A graduate of one of these elite schools actually wrote a book entitled "The MBA Bubble." Her name is Mariana Zanetti. She condemns MBAs as ruinous investments and discusses the ethics of schools promising particular salaries to graduates as part of their marketing tactics. From her own experience, she found no value in her MBA in getting a job and in getting a higher salary. After she completed her MBA, the only thing her new employer was interested in was the job she had before the course. To add insult to injury, she ended up with the same salary as her previous position and took home fewer benefits. She made an interesting observation: it is not the actual taking of an MBA course that leads to a more successful career. People who are admitted to schools like Harvard, INSEAD, IESE, CEIBS or Stanford --because of the rigorous selection process-- are among the most likely to succeed with or without an MBA degree. In fact, I can attest to this interesting observation. Among those CEOs today whom I know, I am positive that even if they did not go to Harvard, Wharton or Stanford, they would have been equally successful in business because of their innate intelligence and talents. They just got a brand which could have helped in networking. I am aware that there will be some of my friends who will strongly disagree with me.

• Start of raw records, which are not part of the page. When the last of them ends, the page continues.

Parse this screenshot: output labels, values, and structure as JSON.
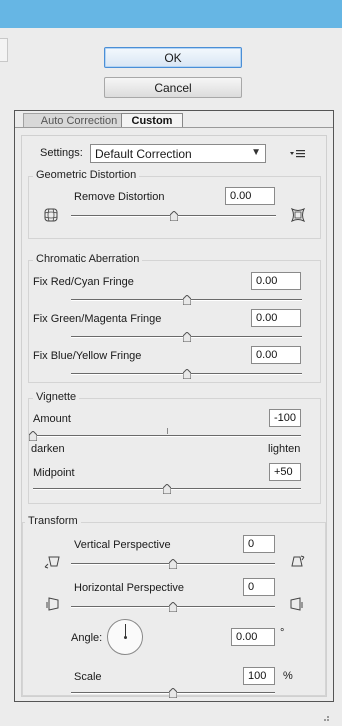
{
  "buttons": {
    "ok": "OK",
    "cancel": "Cancel"
  },
  "tabs": {
    "auto": "Auto Correction",
    "custom": "Custom"
  },
  "settings": {
    "label": "Settings:",
    "value": "Default Correction",
    "menu_icon": "flyout-menu-icon"
  },
  "geometric": {
    "title": "Geometric Distortion",
    "remove_label": "Remove Distortion",
    "remove_value": "0.00",
    "remove_level": 0.5
  },
  "chromatic": {
    "title": "Chromatic Aberration",
    "rows": [
      {
        "label": "Fix Red/Cyan Fringe",
        "value": "0.00",
        "level": 0.5
      },
      {
        "label": "Fix Green/Magenta Fringe",
        "value": "0.00",
        "level": 0.5
      },
      {
        "label": "Fix Blue/Yellow Fringe",
        "value": "0.00",
        "level": 0.5
      }
    ]
  },
  "vignette": {
    "title": "Vignette",
    "amount_label": "Amount",
    "amount_value": "-100",
    "amount_level": 0.0,
    "darken": "darken",
    "lighten": "lighten",
    "midpoint_label": "Midpoint",
    "midpoint_value": "+50",
    "midpoint_level": 0.5
  },
  "transform": {
    "title": "Transform",
    "vertical_label": "Vertical Perspective",
    "vertical_value": "0",
    "vertical_level": 0.5,
    "horizontal_label": "Horizontal Perspective",
    "horizontal_value": "0",
    "horizontal_level": 0.5,
    "angle_label": "Angle:",
    "angle_value": "0.00",
    "angle_unit": "°",
    "scale_label": "Scale",
    "scale_value": "100",
    "scale_unit": "%",
    "scale_level": 0.5
  },
  "colors": {
    "titlebar": "#66b6e4",
    "default_button": "#4a8ed6"
  }
}
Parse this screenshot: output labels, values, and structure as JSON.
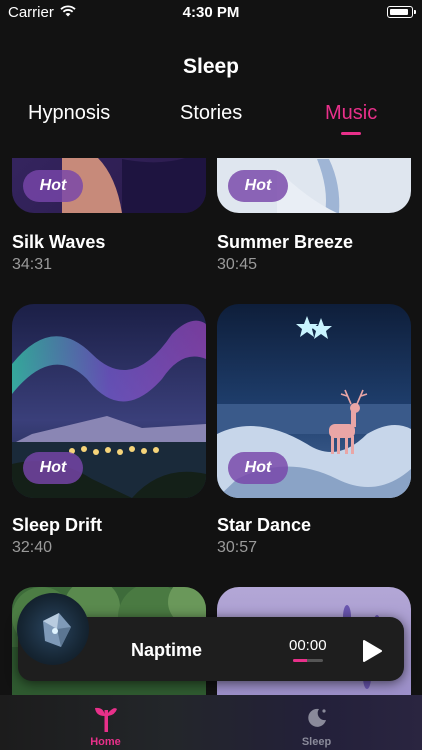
{
  "status": {
    "carrier": "Carrier",
    "time": "4:30 PM"
  },
  "header": {
    "title": "Sleep"
  },
  "tabs": [
    {
      "label": "Hypnosis",
      "active": false
    },
    {
      "label": "Stories",
      "active": false
    },
    {
      "label": "Music",
      "active": true
    }
  ],
  "items": [
    {
      "title": "Silk Waves",
      "duration": "34:31",
      "badge": "Hot"
    },
    {
      "title": "Summer Breeze",
      "duration": "30:45",
      "badge": "Hot"
    },
    {
      "title": "Sleep Drift",
      "duration": "32:40",
      "badge": "Hot"
    },
    {
      "title": "Star Dance",
      "duration": "30:57",
      "badge": "Hot"
    },
    {
      "title": "",
      "duration": ""
    },
    {
      "title": "",
      "duration": ""
    }
  ],
  "player": {
    "title": "Naptime",
    "time": "00:00",
    "progress": 0.45
  },
  "tabbar": [
    {
      "label": "Home",
      "icon": "sprout-icon",
      "active": true
    },
    {
      "label": "Sleep",
      "icon": "moon-icon",
      "active": false
    }
  ],
  "colors": {
    "accent": "#e8308a",
    "badge": "#7846aa",
    "background": "#121212"
  }
}
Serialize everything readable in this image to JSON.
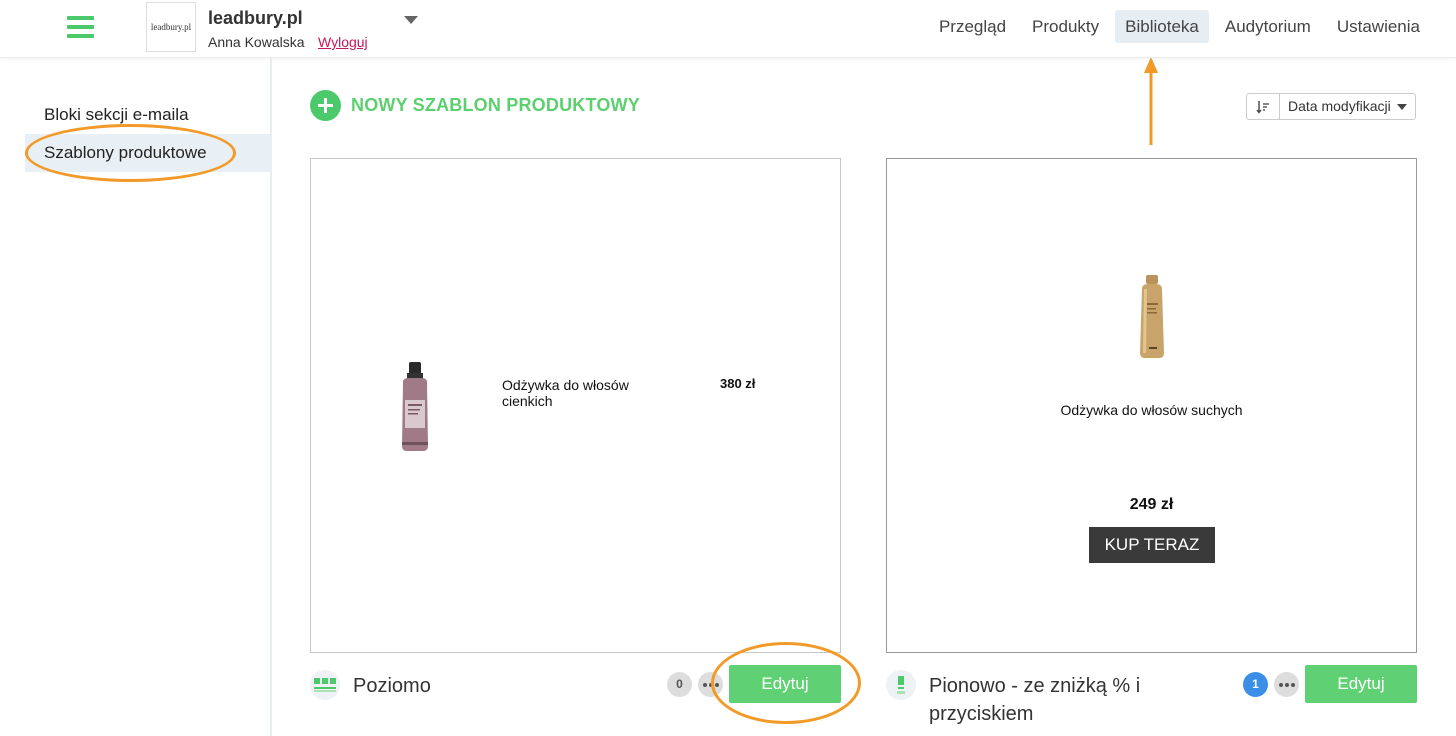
{
  "header": {
    "logo_text": "leadbury.pl",
    "account_name": "leadbury.pl",
    "user_name": "Anna Kowalska",
    "logout_label": "Wyloguj",
    "nav": [
      {
        "label": "Przegląd",
        "active": false
      },
      {
        "label": "Produkty",
        "active": false
      },
      {
        "label": "Biblioteka",
        "active": true
      },
      {
        "label": "Audytorium",
        "active": false
      },
      {
        "label": "Ustawienia",
        "active": false
      }
    ]
  },
  "sidebar": {
    "items": [
      {
        "label": "Bloki sekcji e-maila",
        "active": false
      },
      {
        "label": "Szablony produktowe",
        "active": true
      }
    ]
  },
  "main": {
    "new_template_label": "NOWY SZABLON PRODUKTOWY",
    "sort": {
      "icon": "sort-icon",
      "selected": "Data modyfikacji"
    },
    "templates": [
      {
        "name": "Poziomo",
        "layout": "horizontal",
        "usage_count": "0",
        "edit_label": "Edytuj",
        "preview": {
          "product_name": "Odżywka do włosów cienkich",
          "price": "380 zł"
        }
      },
      {
        "name": "Pionowo - ze zniżką % i przyciskiem",
        "layout": "vertical",
        "usage_count": "1",
        "edit_label": "Edytuj",
        "preview": {
          "product_name": "Odżywka do włosów suchych",
          "price": "249 zł",
          "cta": "KUP TERAZ"
        }
      }
    ]
  },
  "colors": {
    "accent_green": "#4cc96a",
    "annotation_orange": "#f29a28",
    "logout_link": "#c2185b",
    "count_blue": "#3b8ee8"
  }
}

Is there then still some value for university graduates in the Philippines to take an MBA in local schools? My view is that an MBA is still useful to graduates of engineering, sciences, humanities and other disciplines not related to business who want to fast track their going up the management ladder in a business (or even non--business) organization. It is no coincidence that many of the top business schools in many parts of the world admit more non-business graduates to their MBA programs. Engineers, physicists, musicians, medical doctors, etc. have a greater probability of being admitted to the best MBA programs abroad than those who took up accounting, business administration and related specializations in their undergraduate years. My advice then to the thousands of products of undergraduate business courses in our universities is for them to work in a large business enterprise or start a business of their own until they are in their mid-thirties. Forget an MBA program. Then as you reach middle-level management, consider the many executive education programs that are now being offered to hone your top management skills. This career path is especially applicable to those who took an MS in Management during their undergraduate years. An MBA course early in your business career, unless it is in the top 25 business schools worldwide, would be a waste of money and time. There is much more you can learn on the job while you are in your twenties and early thirties. There, I have said it. Let the debate begin. For comments (especially dissenting opinions) my email address is email@example.com.